Where engineers from my cohort have traditionally assumed individual contribution of finished project work, newer engineers seem to wisely avoid the risk of individual ownership of work that is large and complex, assuming a more collaborative approach from the start. This collaboration involves constant, often unprompted feedback and opinions, what we at Flatiron call “Give and receive 30% feedback”. In an old-school engineering culture, feedback about unfinished work can often feel like direct criticism of a person’s skills. Flatiron’s engineering culture is much more comfortable with the give and take, possessing a desire to be constructively critical of work so that it might be that much better. As is often the case in life, a little humor (i.e. tons of giphys) goes a long way to smooth over the tiny pain of having your work scrutinized. I’m still pleasantly taken aback by the politeness, directness, optimism and fastidiousness of my Flatiron peers.
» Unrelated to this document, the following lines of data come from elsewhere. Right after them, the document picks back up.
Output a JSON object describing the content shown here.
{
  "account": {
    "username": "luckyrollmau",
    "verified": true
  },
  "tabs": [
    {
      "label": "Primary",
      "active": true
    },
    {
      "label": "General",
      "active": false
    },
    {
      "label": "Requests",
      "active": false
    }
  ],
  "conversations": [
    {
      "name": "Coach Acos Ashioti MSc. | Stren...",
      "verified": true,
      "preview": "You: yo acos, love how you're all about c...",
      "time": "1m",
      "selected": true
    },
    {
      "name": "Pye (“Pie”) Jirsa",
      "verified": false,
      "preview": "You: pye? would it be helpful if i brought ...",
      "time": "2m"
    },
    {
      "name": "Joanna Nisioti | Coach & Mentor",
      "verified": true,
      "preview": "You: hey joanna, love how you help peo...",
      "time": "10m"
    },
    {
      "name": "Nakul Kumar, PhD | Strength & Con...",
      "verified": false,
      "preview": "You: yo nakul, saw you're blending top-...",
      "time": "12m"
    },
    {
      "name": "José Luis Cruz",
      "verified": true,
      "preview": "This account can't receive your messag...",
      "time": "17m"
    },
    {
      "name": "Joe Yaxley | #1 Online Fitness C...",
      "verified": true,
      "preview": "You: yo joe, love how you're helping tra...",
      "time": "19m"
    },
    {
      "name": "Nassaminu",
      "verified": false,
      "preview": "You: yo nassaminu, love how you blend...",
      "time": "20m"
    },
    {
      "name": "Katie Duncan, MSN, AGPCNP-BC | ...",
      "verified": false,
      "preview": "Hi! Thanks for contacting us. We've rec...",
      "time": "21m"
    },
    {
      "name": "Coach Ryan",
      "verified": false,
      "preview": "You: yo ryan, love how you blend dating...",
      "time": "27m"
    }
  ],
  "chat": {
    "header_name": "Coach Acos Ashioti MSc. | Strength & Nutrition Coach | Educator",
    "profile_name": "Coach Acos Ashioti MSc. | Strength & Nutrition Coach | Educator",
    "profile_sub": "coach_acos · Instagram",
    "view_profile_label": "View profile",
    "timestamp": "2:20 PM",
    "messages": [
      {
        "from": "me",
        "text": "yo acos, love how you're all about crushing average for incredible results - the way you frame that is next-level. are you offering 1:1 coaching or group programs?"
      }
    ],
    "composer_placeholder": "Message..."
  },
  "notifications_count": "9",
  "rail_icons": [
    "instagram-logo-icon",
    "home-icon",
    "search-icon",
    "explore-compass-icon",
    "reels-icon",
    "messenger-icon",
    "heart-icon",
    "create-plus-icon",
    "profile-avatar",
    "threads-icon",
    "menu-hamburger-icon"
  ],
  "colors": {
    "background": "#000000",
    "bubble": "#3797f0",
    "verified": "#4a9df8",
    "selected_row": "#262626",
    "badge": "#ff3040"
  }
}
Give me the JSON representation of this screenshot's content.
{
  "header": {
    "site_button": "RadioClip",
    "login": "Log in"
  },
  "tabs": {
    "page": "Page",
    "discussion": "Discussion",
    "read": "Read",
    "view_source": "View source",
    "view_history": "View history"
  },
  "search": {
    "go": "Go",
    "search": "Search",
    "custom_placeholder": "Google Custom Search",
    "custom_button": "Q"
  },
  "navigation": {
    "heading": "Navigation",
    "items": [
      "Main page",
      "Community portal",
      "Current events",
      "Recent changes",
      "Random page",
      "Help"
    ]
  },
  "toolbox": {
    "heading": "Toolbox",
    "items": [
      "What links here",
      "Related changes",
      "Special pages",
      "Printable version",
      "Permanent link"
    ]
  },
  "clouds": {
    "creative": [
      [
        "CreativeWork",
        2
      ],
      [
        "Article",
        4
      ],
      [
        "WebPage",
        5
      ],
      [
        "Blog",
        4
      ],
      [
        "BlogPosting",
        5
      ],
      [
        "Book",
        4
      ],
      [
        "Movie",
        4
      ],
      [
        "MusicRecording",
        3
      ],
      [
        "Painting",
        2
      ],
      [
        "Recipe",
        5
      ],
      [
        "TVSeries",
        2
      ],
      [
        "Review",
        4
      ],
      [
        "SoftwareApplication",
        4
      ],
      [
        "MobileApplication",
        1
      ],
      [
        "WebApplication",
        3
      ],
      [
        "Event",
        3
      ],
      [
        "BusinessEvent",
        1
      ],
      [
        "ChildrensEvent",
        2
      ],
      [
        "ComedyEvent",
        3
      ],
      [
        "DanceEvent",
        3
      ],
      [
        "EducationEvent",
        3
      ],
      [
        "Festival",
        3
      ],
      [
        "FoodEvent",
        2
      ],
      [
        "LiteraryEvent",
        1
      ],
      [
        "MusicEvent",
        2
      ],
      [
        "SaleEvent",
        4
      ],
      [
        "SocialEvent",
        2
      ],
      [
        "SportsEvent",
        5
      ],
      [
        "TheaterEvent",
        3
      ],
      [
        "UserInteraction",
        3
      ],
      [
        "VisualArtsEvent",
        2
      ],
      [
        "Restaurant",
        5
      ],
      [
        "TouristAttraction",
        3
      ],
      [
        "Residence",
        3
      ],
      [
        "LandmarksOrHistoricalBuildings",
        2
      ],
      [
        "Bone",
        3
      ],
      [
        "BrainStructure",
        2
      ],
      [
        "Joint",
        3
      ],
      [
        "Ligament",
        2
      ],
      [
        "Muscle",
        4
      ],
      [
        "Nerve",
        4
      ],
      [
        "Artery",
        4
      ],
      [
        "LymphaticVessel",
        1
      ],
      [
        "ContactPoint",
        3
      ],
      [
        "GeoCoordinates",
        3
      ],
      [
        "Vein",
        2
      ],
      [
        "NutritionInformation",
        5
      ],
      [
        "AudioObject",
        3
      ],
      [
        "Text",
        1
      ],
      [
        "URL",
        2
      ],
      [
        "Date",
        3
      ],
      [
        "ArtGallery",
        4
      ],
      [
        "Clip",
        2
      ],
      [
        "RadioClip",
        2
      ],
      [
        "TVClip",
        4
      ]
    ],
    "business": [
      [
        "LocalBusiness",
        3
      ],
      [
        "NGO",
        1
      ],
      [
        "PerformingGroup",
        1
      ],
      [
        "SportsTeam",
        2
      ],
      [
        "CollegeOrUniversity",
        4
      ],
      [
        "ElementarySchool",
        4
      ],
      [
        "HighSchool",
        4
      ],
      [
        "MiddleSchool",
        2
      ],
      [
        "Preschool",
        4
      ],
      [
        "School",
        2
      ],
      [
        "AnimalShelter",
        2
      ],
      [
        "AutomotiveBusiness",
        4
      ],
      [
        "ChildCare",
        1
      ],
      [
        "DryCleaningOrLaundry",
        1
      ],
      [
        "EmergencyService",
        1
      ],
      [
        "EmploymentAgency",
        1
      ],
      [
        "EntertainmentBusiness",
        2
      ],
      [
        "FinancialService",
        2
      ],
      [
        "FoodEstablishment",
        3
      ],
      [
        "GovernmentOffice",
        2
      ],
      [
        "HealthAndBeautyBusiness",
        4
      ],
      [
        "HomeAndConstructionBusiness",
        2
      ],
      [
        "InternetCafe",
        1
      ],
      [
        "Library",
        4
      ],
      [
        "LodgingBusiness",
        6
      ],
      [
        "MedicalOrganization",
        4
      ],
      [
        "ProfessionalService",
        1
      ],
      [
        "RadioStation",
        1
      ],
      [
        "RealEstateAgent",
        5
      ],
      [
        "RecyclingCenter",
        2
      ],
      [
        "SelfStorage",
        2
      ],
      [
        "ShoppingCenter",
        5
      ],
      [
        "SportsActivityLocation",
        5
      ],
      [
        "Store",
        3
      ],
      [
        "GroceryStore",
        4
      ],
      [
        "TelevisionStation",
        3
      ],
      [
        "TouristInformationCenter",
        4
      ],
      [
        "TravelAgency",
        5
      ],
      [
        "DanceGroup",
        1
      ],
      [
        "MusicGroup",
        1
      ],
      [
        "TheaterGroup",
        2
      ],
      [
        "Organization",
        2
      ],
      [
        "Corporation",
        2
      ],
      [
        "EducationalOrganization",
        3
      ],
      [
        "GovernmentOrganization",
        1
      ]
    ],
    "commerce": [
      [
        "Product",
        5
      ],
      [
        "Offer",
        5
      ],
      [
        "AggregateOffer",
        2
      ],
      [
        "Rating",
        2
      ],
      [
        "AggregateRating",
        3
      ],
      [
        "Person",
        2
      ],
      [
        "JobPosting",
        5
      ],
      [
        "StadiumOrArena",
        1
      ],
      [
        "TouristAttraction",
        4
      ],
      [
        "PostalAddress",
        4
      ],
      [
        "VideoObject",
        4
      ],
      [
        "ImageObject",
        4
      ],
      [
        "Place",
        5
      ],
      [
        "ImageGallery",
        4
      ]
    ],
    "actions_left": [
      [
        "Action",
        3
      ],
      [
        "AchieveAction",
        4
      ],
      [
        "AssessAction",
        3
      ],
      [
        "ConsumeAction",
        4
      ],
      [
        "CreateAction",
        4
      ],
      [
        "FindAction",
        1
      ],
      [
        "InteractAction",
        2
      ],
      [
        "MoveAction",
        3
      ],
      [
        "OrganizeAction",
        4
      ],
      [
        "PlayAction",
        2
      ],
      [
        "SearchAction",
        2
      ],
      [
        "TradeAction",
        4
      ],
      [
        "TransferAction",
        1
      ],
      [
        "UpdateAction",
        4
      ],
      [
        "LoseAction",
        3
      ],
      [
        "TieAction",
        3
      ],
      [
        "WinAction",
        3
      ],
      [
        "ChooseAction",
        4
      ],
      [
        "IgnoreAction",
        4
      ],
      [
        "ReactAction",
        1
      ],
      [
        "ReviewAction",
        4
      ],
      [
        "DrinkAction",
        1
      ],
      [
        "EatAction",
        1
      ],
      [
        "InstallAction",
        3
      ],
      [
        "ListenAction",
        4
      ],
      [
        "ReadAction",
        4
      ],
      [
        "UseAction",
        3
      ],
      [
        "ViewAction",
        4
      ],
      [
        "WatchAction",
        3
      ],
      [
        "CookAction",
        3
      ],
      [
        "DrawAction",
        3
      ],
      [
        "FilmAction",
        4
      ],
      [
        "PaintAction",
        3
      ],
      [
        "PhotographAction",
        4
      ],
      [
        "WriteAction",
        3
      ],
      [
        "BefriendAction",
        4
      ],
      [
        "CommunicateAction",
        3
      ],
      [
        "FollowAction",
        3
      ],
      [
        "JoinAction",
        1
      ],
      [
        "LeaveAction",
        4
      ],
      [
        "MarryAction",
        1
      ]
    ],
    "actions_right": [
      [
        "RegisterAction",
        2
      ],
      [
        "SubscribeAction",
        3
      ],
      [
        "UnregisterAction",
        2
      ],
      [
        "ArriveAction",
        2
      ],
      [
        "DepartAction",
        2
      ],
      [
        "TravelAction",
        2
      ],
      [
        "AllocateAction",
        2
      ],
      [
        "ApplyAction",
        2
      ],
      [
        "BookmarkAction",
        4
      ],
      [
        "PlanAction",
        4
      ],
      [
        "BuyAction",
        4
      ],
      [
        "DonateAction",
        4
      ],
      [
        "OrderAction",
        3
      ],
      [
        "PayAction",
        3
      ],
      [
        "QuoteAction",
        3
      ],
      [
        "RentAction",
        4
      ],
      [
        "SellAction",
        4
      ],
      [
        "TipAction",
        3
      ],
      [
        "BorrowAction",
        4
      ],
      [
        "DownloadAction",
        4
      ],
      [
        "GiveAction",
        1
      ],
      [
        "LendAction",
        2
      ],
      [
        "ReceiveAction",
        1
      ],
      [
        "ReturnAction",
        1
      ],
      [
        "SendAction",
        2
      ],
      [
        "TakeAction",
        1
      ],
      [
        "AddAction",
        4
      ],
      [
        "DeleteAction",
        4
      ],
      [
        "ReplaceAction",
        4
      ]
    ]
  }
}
This is a big deal.

In the End

The engineering merge was quite an experience, though I’d say ours was about as pain-free as possible. Honestly, the reason I think it was successful is because of a specific Flatiron core value that early on, people exemplified time and again during some tense moments; “Be Kind.” I watched many first-time Flatiron leaders exhibit unflappable kindness and refreshing maturity during some heated exchanges with people who were unwilling to change. Kindness along with calm persistence got us through every disagreement and won the day.

Here we are a couple years later. Flatiron has around 450 people, with about 150 engineers and technologists. The galactic merge is just a whisper of a memory, but with a great lesson to share. The divisions are gone. The old attitudes are gone. Our flagship product, OncoEMR®, serves more than double the number of physicians, nurses and practice administrators compared to only a couple of years ago. We’re taking core products that each culture created to improve cancer patients’ chances of survival, and shooting for the moon everyday.

Software Engineer
A 20-year Microsoft stack software engineer, Patrick is life-long, visual learner with way too many hobbies and a renewed excitement for front-end UX frameworks like React/Redux.